Many of the symptoms experienced by people infected with SARS-CoV-2 involve the nervous system. Patients complain of headaches, muscle and joint pain, fatigue and “brain fog,” or loss of taste and smell—all of which can last from weeks to months after infection. In severe cases, COVID-19 can also lead to encephalitis or stroke. The virus has undeniable neurological effects. But the way it actually affects nerve cells still remains a bit of a mystery. Can immune system activation alone produce symptoms? Or does the novel coronavirus directly attack the nervous system?
Some studies—including a recent preprint paper examining mouse and human brain tissue—show evidence that SARS-CoV-2 can get into nerve cells and the brain. The question remains as to whether it does so routinely or only in the most severe cases. Once the immune system kicks into overdrive, the effects can be far-ranging, even leading immune cells to invade the brain, where they can wreak havoc.
Some neurological symptoms are far less serious yet seem, if anything, more perplexing. One symptom—or set of symptoms—that illustrates this puzzle and has gained increasing attention is an imprecise diagnosis called “brain fog.” Even after their main symptoms have abated, it is not uncommon for COVID-19 patients to experience memory loss, confusion and other mental fuzziness. What underlies these experiences is still unclear, although they may also stem from the body-wide inflammation that can go along with COVID-19. Many people, however, develop fatigue and brain fog that lasts for months even after a mild case that does not spur the immune system to rage out of control.

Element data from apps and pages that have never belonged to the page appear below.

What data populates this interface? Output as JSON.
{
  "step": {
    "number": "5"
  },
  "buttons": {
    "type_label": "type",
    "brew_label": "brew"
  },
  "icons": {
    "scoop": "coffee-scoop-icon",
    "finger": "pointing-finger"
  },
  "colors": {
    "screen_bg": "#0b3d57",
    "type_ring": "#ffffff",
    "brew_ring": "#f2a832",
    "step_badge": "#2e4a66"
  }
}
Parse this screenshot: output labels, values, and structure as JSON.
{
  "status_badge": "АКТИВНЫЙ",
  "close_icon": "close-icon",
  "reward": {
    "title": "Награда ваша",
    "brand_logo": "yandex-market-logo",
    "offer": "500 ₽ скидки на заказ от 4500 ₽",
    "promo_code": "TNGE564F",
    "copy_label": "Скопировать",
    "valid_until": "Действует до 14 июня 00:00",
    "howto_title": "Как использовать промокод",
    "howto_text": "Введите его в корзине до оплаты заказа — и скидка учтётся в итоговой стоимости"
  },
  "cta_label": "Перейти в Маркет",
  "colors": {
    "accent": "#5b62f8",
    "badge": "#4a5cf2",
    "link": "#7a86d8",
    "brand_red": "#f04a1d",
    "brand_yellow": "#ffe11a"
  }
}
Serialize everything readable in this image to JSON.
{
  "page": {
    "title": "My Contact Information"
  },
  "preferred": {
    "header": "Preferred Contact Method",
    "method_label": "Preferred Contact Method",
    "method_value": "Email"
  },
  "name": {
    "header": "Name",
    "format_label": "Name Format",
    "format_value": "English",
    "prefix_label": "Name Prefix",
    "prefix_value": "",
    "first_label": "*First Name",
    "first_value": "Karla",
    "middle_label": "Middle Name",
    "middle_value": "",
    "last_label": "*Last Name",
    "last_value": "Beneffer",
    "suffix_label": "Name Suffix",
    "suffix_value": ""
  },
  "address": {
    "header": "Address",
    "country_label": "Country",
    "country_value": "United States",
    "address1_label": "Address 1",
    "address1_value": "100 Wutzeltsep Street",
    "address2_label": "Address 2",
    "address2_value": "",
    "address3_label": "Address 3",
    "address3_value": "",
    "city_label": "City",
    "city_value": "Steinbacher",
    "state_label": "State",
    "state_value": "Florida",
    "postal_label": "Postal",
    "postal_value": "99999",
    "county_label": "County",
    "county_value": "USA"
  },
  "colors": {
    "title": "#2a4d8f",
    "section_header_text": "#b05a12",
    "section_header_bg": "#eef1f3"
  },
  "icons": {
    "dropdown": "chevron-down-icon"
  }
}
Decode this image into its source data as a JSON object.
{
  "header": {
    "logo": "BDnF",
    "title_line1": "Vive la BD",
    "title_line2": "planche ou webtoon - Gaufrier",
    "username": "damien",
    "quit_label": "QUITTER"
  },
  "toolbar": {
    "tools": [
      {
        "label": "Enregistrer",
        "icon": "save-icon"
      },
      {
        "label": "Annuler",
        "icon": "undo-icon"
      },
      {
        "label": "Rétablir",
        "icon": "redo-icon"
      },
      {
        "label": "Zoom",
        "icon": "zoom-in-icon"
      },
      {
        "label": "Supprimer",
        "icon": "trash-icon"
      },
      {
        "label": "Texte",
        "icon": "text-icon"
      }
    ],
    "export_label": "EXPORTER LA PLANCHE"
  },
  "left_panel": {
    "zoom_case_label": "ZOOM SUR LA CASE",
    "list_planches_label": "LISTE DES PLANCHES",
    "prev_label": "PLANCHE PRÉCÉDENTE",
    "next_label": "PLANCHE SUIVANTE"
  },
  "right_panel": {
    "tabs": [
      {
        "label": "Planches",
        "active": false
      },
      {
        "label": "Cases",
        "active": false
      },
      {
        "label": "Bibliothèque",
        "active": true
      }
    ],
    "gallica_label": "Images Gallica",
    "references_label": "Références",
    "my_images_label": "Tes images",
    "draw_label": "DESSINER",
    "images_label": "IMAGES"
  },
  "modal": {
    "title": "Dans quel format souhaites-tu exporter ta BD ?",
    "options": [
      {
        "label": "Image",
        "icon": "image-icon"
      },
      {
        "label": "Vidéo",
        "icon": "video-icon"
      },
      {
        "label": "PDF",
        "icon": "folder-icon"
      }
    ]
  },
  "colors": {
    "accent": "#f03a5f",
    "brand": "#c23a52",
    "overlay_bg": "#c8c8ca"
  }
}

Another widespread symptom called anosmia, or loss of smell, might also originate from changes that happen without nerves themselves getting infected. Olfactory neurons, the cells that transmit odors to the brain, lack the primary docking site, or receptor, for SARS-CoV-2, and they do not seem to get infected. Researchers are still investigating how loss of smell might result from an interaction between the virus and another receptor on the olfactory neurons or from its contact with nonnerve cells that line the nose.
Experts say the virus need not make it inside neurons to cause some of the mysterious neurological symptoms now emerging from the disease. Many pain-related effects could arise from an attack on sensory neurons, the nerves that extend from the spinal cord throughout the body to gather information from the external environment or internal bodily processes. Researchers are now making headway in understanding how SARS-CoV-2 could hijack pain-sensing neurons, called nociceptors, to produce some of COVID-19’s hallmark symptoms.
Neuroscientist Theodore Price, who studies pain at the University of Texas at Dallas, took note of the symptoms reported in the early literature and cited by patients of his wife, a nurse practitioner who sees people with COVID remotely. Those symptoms include sore throat, headaches, body-wide muscle pain and severe cough. (The cough is triggered in part by sensory nerve cells in the lungs.)
Curiously, some patients report a loss of a particular sensation called chemethesis, which